In the United Kingdom, Wales, equal to 20,779 km² (8,023 sq mi), is used in phrases such as “an area the size of Wales” or “twice the area of Wales”. England is 6.5 times the size of Wales, and Scotland is four times the size of Wales. The Isle of Wight (380 km² or 147 sq mi) is commonly used for smaller areas. The British comedy show The Eleven O’Clock Show parodied the use of this measurement, by introducing a news article about an earthquake in Wales, stating that an area the size of Wales was affected.

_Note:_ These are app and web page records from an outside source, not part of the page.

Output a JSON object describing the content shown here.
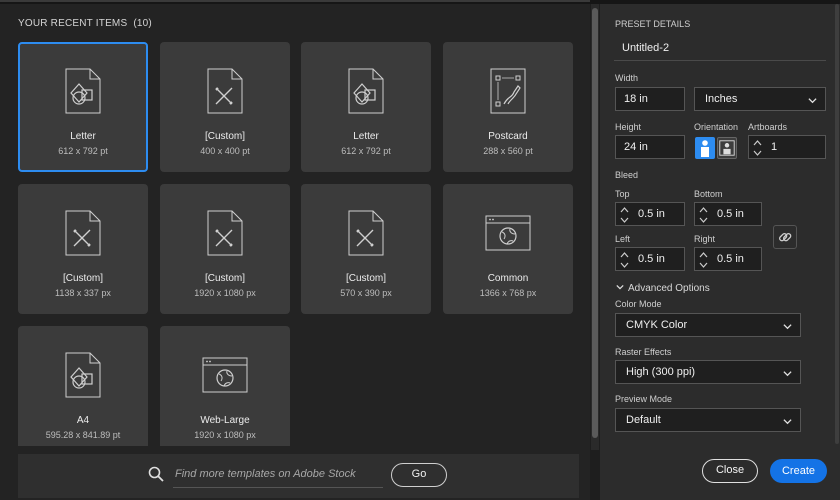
{
  "recent": {
    "title": "YOUR RECENT ITEMS",
    "count": "(10)",
    "items": [
      {
        "name": "Letter",
        "size": "612 x 792 pt",
        "icon": "document-shapes-icon"
      },
      {
        "name": "[Custom]",
        "size": "400 x 400 pt",
        "icon": "document-pen-icon"
      },
      {
        "name": "Letter",
        "size": "612 x 792 pt",
        "icon": "document-shapes-icon"
      },
      {
        "name": "Postcard",
        "size": "288 x 560 pt",
        "icon": "postcard-icon"
      },
      {
        "name": "[Custom]",
        "size": "1138 x 337 px",
        "icon": "document-pen-icon"
      },
      {
        "name": "[Custom]",
        "size": "1920 x 1080 px",
        "icon": "document-pen-icon"
      },
      {
        "name": "[Custom]",
        "size": "570 x 390 px",
        "icon": "document-pen-icon"
      },
      {
        "name": "Common",
        "size": "1366 x 768 px",
        "icon": "browser-globe-icon"
      },
      {
        "name": "A4",
        "size": "595.28 x 841.89 pt",
        "icon": "document-shapes-icon"
      },
      {
        "name": "Web-Large",
        "size": "1920 x 1080 px",
        "icon": "browser-globe-icon"
      }
    ]
  },
  "stock": {
    "placeholder": "Find more templates on Adobe Stock",
    "go_label": "Go"
  },
  "preset": {
    "header": "PRESET DETAILS",
    "name": "Untitled-2",
    "width_label": "Width",
    "width_value": "18 in",
    "units_value": "Inches",
    "height_label": "Height",
    "height_value": "24 in",
    "orientation_label": "Orientation",
    "artboards_label": "Artboards",
    "artboards_value": "1",
    "bleed_label": "Bleed",
    "top_label": "Top",
    "top_value": "0.5 in",
    "bottom_label": "Bottom",
    "bottom_value": "0.5 in",
    "left_label": "Left",
    "left_value": "0.5 in",
    "right_label": "Right",
    "right_value": "0.5 in",
    "advanced_label": "Advanced Options",
    "color_mode_label": "Color Mode",
    "color_mode_value": "CMYK Color",
    "raster_label": "Raster Effects",
    "raster_value": "High (300 ppi)",
    "preview_label": "Preview Mode",
    "preview_value": "Default"
  },
  "actions": {
    "close_label": "Close",
    "create_label": "Create"
  },
  "colors": {
    "accent": "#1473e6",
    "selection": "#2d8cf0"
  }
}
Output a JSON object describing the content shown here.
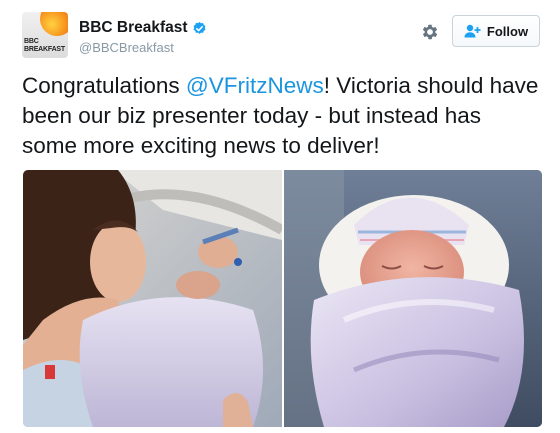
{
  "account": {
    "display_name": "BBC Breakfast",
    "handle": "@BBCBreakfast",
    "avatar_text_line1": "BBC",
    "avatar_text_line2": "BREAKFAST"
  },
  "actions": {
    "follow_label": "Follow"
  },
  "tweet": {
    "text_part1": "Congratulations ",
    "mention": "@VFritzNews",
    "text_part2": "! Victoria should have been our biz presenter today - but instead has some more exciting news to deliver!"
  },
  "icons": {
    "verified": "verified-badge-icon",
    "settings": "gear-icon",
    "follow": "add-user-icon"
  },
  "colors": {
    "mention": "#1b95e0",
    "verified": "#1da1f2",
    "handle": "#8899a6"
  }
}
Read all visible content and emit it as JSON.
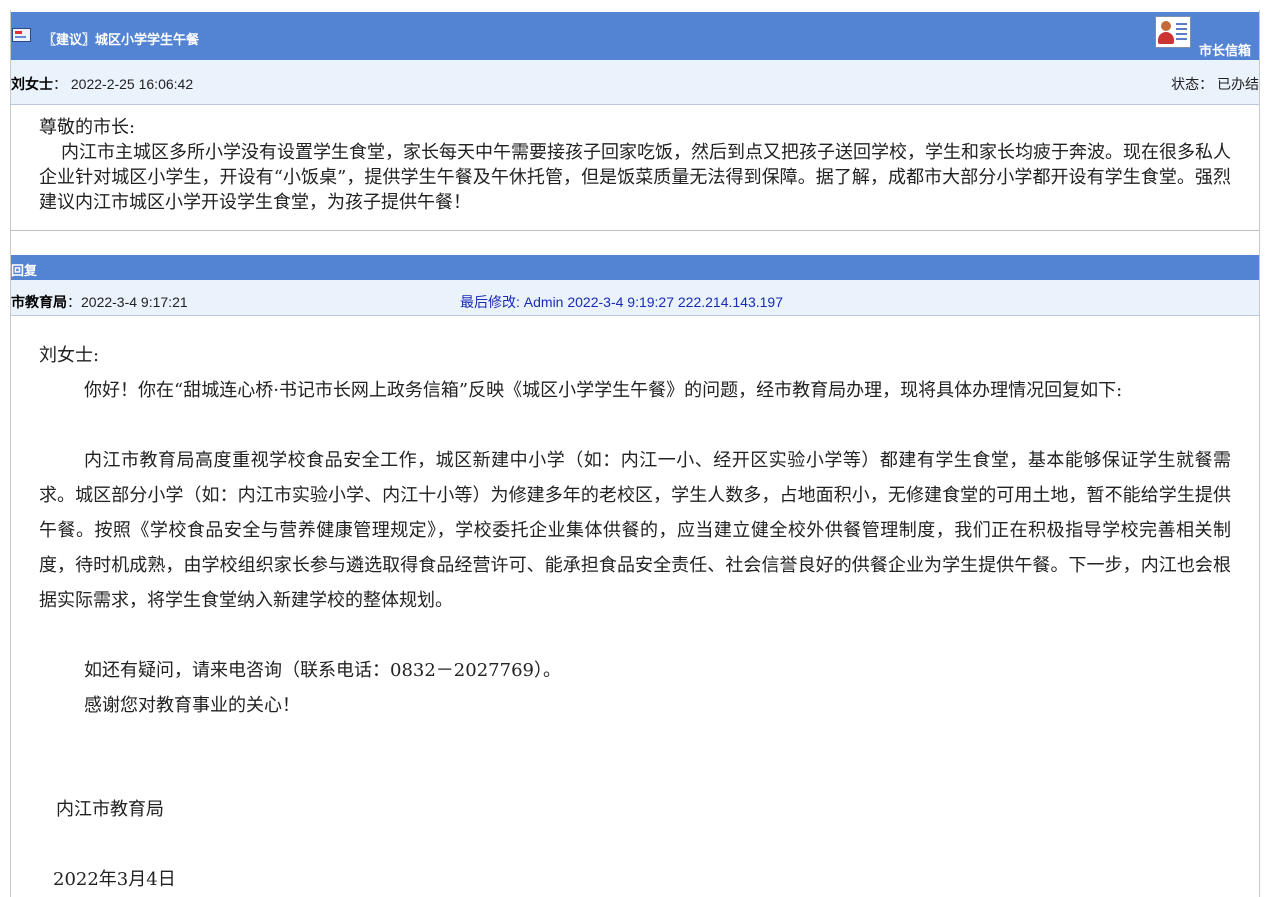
{
  "letter": {
    "title": "〖建议〗城区小学学生午餐",
    "mailbox_label": "市长信箱",
    "sender_name": "刘女士",
    "sender_time": "2022-2-25 16:06:42",
    "status_label": "状态：",
    "status_value": "已办结",
    "salutation": "尊敬的市长:",
    "body": "内江市主城区多所小学没有设置学生食堂，家长每天中午需要接孩子回家吃饭，然后到点又把孩子送回学校，学生和家长均疲于奔波。现在很多私人企业针对城区小学生，开设有“小饭桌”，提供学生午餐及午休托管，但是饭菜质量无法得到保障。据了解，成都市大部分小学都开设有学生食堂。强烈建议内江市城区小学开设学生食堂，为孩子提供午餐！"
  },
  "reply": {
    "section_label": "回复",
    "responder": "市教育局",
    "reply_time": "2022-3-4 9:17:21",
    "last_modified": "最后修改: Admin  2022-3-4 9:19:27  222.214.143.197",
    "salutation": "刘女士:",
    "para1": "你好！你在“甜城连心桥·书记市长网上政务信箱”反映《城区小学学生午餐》的问题，经市教育局办理，现将具体办理情况回复如下:",
    "para2": "内江市教育局高度重视学校食品安全工作，城区新建中小学（如：内江一小、经开区实验小学等）都建有学生食堂，基本能够保证学生就餐需求。城区部分小学（如：内江市实验小学、内江十小等）为修建多年的老校区，学生人数多，占地面积小，无修建食堂的可用土地，暂不能给学生提供午餐。按照《学校食品安全与营养健康管理规定》，学校委托企业集体供餐的，应当建立健全校外供餐管理制度，我们正在积极指导学校完善相关制度，待时机成熟，由学校组织家长参与遴选取得食品经营许可、能承担食品安全责任、社会信誉良好的供餐企业为学生提供午餐。下一步，内江也会根据实际需求，将学生食堂纳入新建学校的整体规划。",
    "para3": "如还有疑问，请来电咨询（联系电话：0832－2027769）。",
    "para4": "感谢您对教育事业的关心！",
    "signature": "内江市教育局",
    "date": "2022年3月4日"
  }
}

In the United States, the areas of Rhode Island (1,545 sq mi/4,002 km², the smallest state and therefore a relatively easy threshold to reach), Texas (268,601 sq mi/742,293 km², commonly used due to its historic “larger than life” reputation), and less commonly used Alaska (656,425 sq mi/1,700,133 km²) are used in a similar fashion. Antarctica’s Larsen B ice shelf was approximately the size of Rhode Island until it broke up in 2002. Due to Rhode Island being a relatively small unit of measurement (and, perhaps, due to its area being 33% water), many comparisons to the size of Rhode Island are somewhat imprecise. The US Central Intelligence Agency uses Washington, D.C. as a comparison for city-sized objects.
In Canada, the standard unit of comparison is often Prince Edward Island, the smallest Canadian province.
In Russia, France is often used as a comparison for regions of Siberia. This was so popular in Soviet time that the phrase “как две Франции” (twice the size of France) became a stock phrase to denote any large area.
The country of Belgium has also often been used when comparing areas, to the point where it has been regarded as a meme and where there is a website dedicated to notable areas which have been compared to that of Belgium.more...